The concert was recorded by the Camoes Institute of Lisbon. The musicians (who owned the rights to the tapes) subsequently contacted Lusafrica to release their historic recording. It was a faithful reflection of what Voz de Cabo Verde had been doing during their Dutch period. Apart from Toy Paris replacing the late lamented Franck Cavaquinho on drums, the line-up was the same: Luis Morais (saxophone and clarinet), Morgadinho (trumpet, vocals, bass), Toy Ramos (guitar), Jean da Lomba (bass guitar), Djosinha (vocals) and Chico Serra (keyboards). Voz de Cabo Verde took us on a journey through time, leading us back to the glory days of the 60s. The musicians had chosen to allude to all those things that made up their everyday lives in those days, dressing in the fashion of the period, for instance – black trousers and green jackets – and performing the repertoire of the time… Enthusiastic about the welcome they received from the archipelago’s population, the musicians decided to permanently re-form the band when they were invited to play again in Cape Verde in August, before more than 50,000 people at the 2002 Festival Baia das Gatas.

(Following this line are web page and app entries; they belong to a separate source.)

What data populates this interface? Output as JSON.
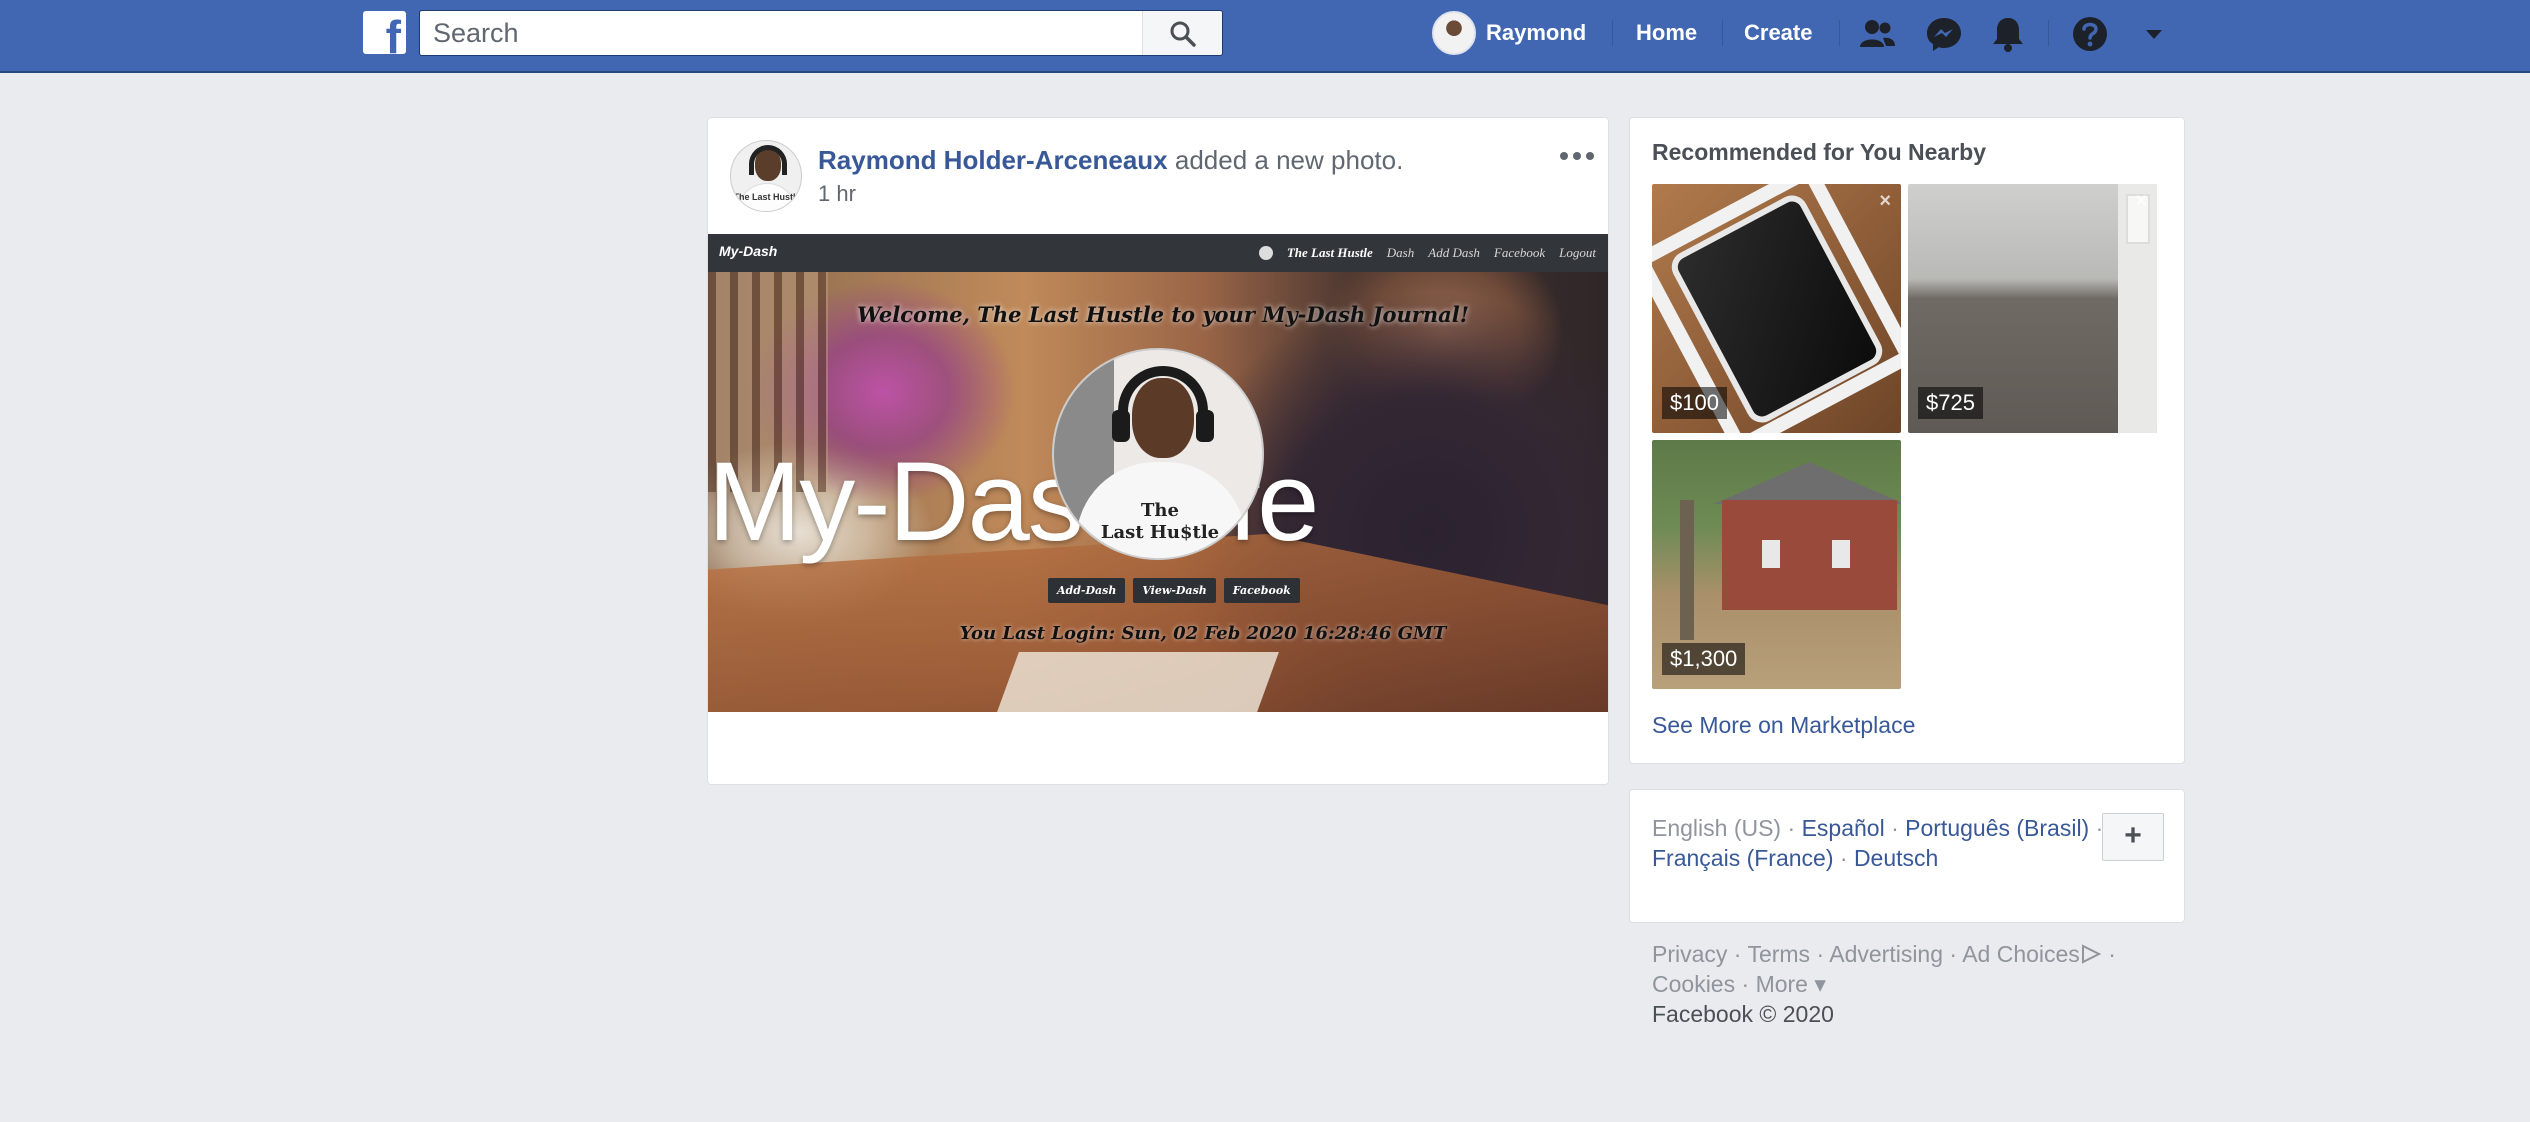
{
  "topbar": {
    "logo": "f",
    "search_placeholder": "Search",
    "user_name": "Raymond",
    "nav_home": "Home",
    "nav_create": "Create",
    "icons": [
      "friend-requests-icon",
      "messenger-icon",
      "notifications-icon",
      "help-icon",
      "account-menu-icon"
    ]
  },
  "post": {
    "author": "Raymond Holder-Arceneaux",
    "action": "added a new photo.",
    "time": "1 hr",
    "avatar_shirt_text": "The Last Hustle",
    "screenshot": {
      "brand": "My-Dash",
      "nav_items": [
        "The Last Hustle",
        "Dash",
        "Add Dash",
        "Facebook",
        "Logout"
      ],
      "welcome": "Welcome, The Last Hustle to your My-Dash Journal!",
      "hero_left": "My-Das",
      "hero_right": "fe",
      "circle_text_line1": "The",
      "circle_text_line2": "Last Hu$tle",
      "buttons": [
        "Add-Dash",
        "View-Dash",
        "Facebook"
      ],
      "last_login": "You Last Login: Sun, 02 Feb 2020 16:28:46 GMT"
    }
  },
  "recommended": {
    "title": "Recommended for You Nearby",
    "items": [
      {
        "price": "$100",
        "kind": "phone"
      },
      {
        "price": "$725",
        "kind": "room"
      },
      {
        "price": "$1,300",
        "kind": "house"
      }
    ],
    "see_more": "See More on Marketplace"
  },
  "languages": {
    "current": "English (US)",
    "links": [
      "Español",
      "Português (Brasil)",
      "Français (France)",
      "Deutsch"
    ],
    "add_label": "+"
  },
  "footer": {
    "links": [
      "Privacy",
      "Terms",
      "Advertising",
      "Ad Choices",
      "Cookies",
      "More"
    ],
    "copyright": "Facebook © 2020"
  },
  "colors": {
    "brand_blue": "#4267b2",
    "link_blue": "#385898",
    "page_bg": "#e9ebee"
  }
}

While the sudden disappearance of Luis Morais the following September came as a shock for the band’s members (not to mention the Cape Verdean community as a whole), it did not weaken their determination to release the album and re-form the group. On the contrary, Voz de Cabo Verde is a final tribute to their courageous companion, universally acclaimed as the father of modern Cape Verdean music.
VOZ DE CABO VERDE « LIVE » - CD Lusafrica 362902
VOZ DE CABO VERDE « VOZ COM PAZ E AMOR » - CD Doçura 023232
Dançando com Voz de Cabo Verde (33rpm. Morabeza - 1967)
Regresso de Voz de Cabo Verde (33rpm. Morabeza - 1967)
Resposta de Segredo co mar / Jam cre Ranja ma bo (45rpm. Morabeza - 1967)
Voz de Cabo Verde - Instrumental (33rpm. Morabeza - 1968)
Voz de Cabo Verde - Partida (33rpm. Morabeza - 1968)
Voz de Cabo Verde - Meche (33rpm. Morabeza - 1968)
Recordings made with the accompaniment of the members of the group Voz de Cabo Verde:
Luis Morais - Boas Festas (33t. Morabeza - 1967)
Bana accompagnado pela Voz de Cabo Verde - Pensando & Segredo (33t. Morabeza – 1966/67)
Djosinha - com a Voz de Cabo Verde (33t. Morabeza - 1967)
Also note that there are several recordings of Humbertona, Tazinho and Luis Morais solo, accompanied by one or another of the members of Voz de Cabo Verde, made by the Morabeza label in the years 67-70.